You see, the Buehrle family owns a pit bull named Slater and Toronto has a breed ban. Buehrle and his wife Jamie made the decision that rather than leave Slater in the care of others, Jamie would stay at home in Missouri with their two children and four dogs - Slater and three Vizslas, Duke, Drake and Diesel - and Mark would live in Canada.for the baseball season.
Mark and Jamie Buehrle are passionate animal advocates and Jamie actively volunteers with Hope Animal Rescues.
Today it is an honor and a privilege to bring you Jamie Buehrle as she speaks about her dogs, her rescue work and how Breed Specific Legislation has affected her family. (All photos courtesy of Jamie Buehrle)
Q. Jamie, you have three other dogs, all Vizslas, so that is obviously a breed that you like. So, how did you happen to become a pit bull owner?
A. I always said my next dog would be a "pit bull type dog" after working with so many doing rescue work. I did not plan on adding a fourth dog. Then one day I went to a local animal control with Hope Rescues and pulled thirteen dogs over two days that were on their last day of life. Slater was in the back area where hardly anyone went. He sat so quietly just hoping to be noticed. There was something about him I just loved instantly but I knew the timing for me to add another dog was not ideal. He was adopted not long after getting to Hope Rescues so I told myself that was the sign I needed that he wasn't meant to be mine. I left for Spring Training that year as usual. About three days before I was scheduled to come home to St. Louis, and then pack up for the season and head to Chicago, Slater was returned to the rescue. The home he was in had another dog that did not like to share the attention and Slater became increasingly fearful of her. The adoptive mom made the difficult to decision to return him. Mark said he never heard me talk about a dog that I have rescued this much and that I should just get him. So Slater came to my house on a trial basis and he never left. He has been a great addition to our family ever since.

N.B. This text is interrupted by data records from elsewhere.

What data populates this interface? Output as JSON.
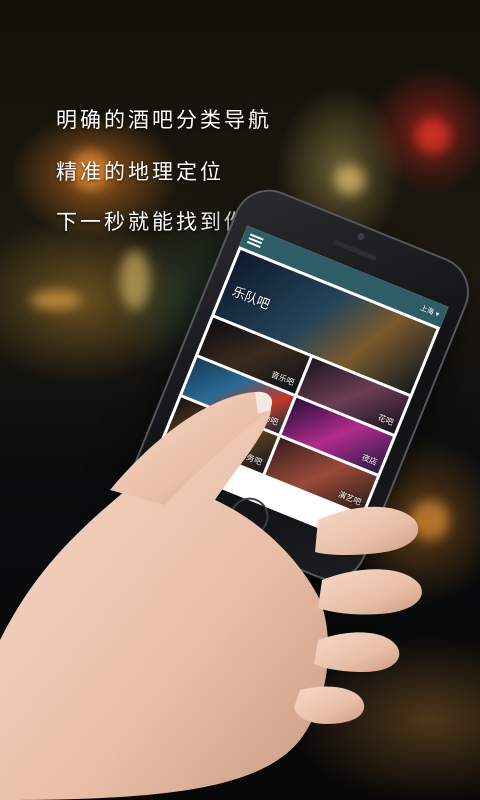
{
  "slogans": {
    "line1": "明确的酒吧分类导航",
    "line2": "精准的地理定位",
    "line3": "下一秒就能找到你想要的"
  },
  "app": {
    "city_selector": "上海 ▾",
    "tiles": [
      {
        "label": "乐队吧"
      },
      {
        "label": "音乐吧"
      },
      {
        "label": "花吧"
      },
      {
        "label": "运动吧"
      },
      {
        "label": "夜店"
      },
      {
        "label": "商务吧"
      },
      {
        "label": "演艺吧"
      }
    ]
  },
  "icons": [
    "menu-icon"
  ]
}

A. I always knew I loved "pit bull type dogs" but I will admit I felt like I needed to be prepared to bring him into my house with multiple dogs and small children. So, I went online and read blogs and tips from some well known "advocates for the breed." After reading a lot of them I was afraid I was making a terrible decision. Several suggested always having a break stick on hand in case a fight broke out. I kept thinking, how would that work with small children? Then I took a step back and decided to base my decision on my experience with every pit bull dog I had interacted with instead. It turns out my experience was pretty accurate.
A. I knew there were breed bans but had no idea it would ever affect my family. I remember reading a Facebook page on the Toronto ban and thinking how horrible that was. When Mark was considering signing with the Miami Marlins I knew that Miami Dade County had a ban and we made sure we could find a place to live before he committed. We also had to deal with insurance issues as well. Our homeowners insurance did not cover pit bulls. We were advised that when they did an inspection to just put him somewhere where he would not be seen. I declined as he had never done anything to warrant having to be hidden. Our insurance company decided to make an exception but I chose to change insurance companies. I do not want to support companies that discriminate.
A. Mark and I continually speak out about adopting from a shelter versus going to a breeder most of all. I always try to help people find dogs in shelters that fit their needs. Secondly, we speak out against Breed Specific Legislation (BSL) as often as we can. I am so glad that our story has helped create awareness. Not only do we have a platform with the rescue community but we also have the sports world platform. I spoke last year at the One Million Pibble March on Washington D.C. and I will say I am still continually surprised at how many people relate to my story and how many minds I have helped change on BSL. Most of all I am glad that our story has helped to start the conversation between people that otherwise had no idea such discrimination existed.
A. I love helping with rescues and interacting with the animals. I go to Hope Rescues to clean kennels and help whenever I have the chance. I hope to do it a lot more once Mark is around more. I transport dogs and sponsor as many as I can. It saddens me on a daily basis the amount of animals that are surrendered, abandoned, and abused. I hope one day the penalties become a lot stiffer and abusers are truly made to pay. I also hope that people will stop making blanket statements about any breed and start judging the dogs as individuals. Responsible owners need to be the norm not the exception. I can dream right?
Yes, we can all dream of a better world but people like Mark and Jamie Buehrle are doing so much more than that. They are amazing role models and living examples of how we should all stand up for the things that are important to us. Each and every day they demonstrate how we can all make a difference and be a voice for those who cannot speak for themselves..
Thank you Jamie and Mark for all you do!
I would also like to direct your attention to another blog called Homeo Animal. Hope Rescues, the group mentioned by Jamie in this interview, was one of the contributors to this series called "The Ultimate Guide To Pet Adoption." This twelve part series contains a wealth of information that will be benefit any pet owner or anyone considering adopting a pet. Be sure to check it out here: http://www.homeoanimal.com/blog-animal-health/ultimate-guide-pet-adoption-sneak-preview/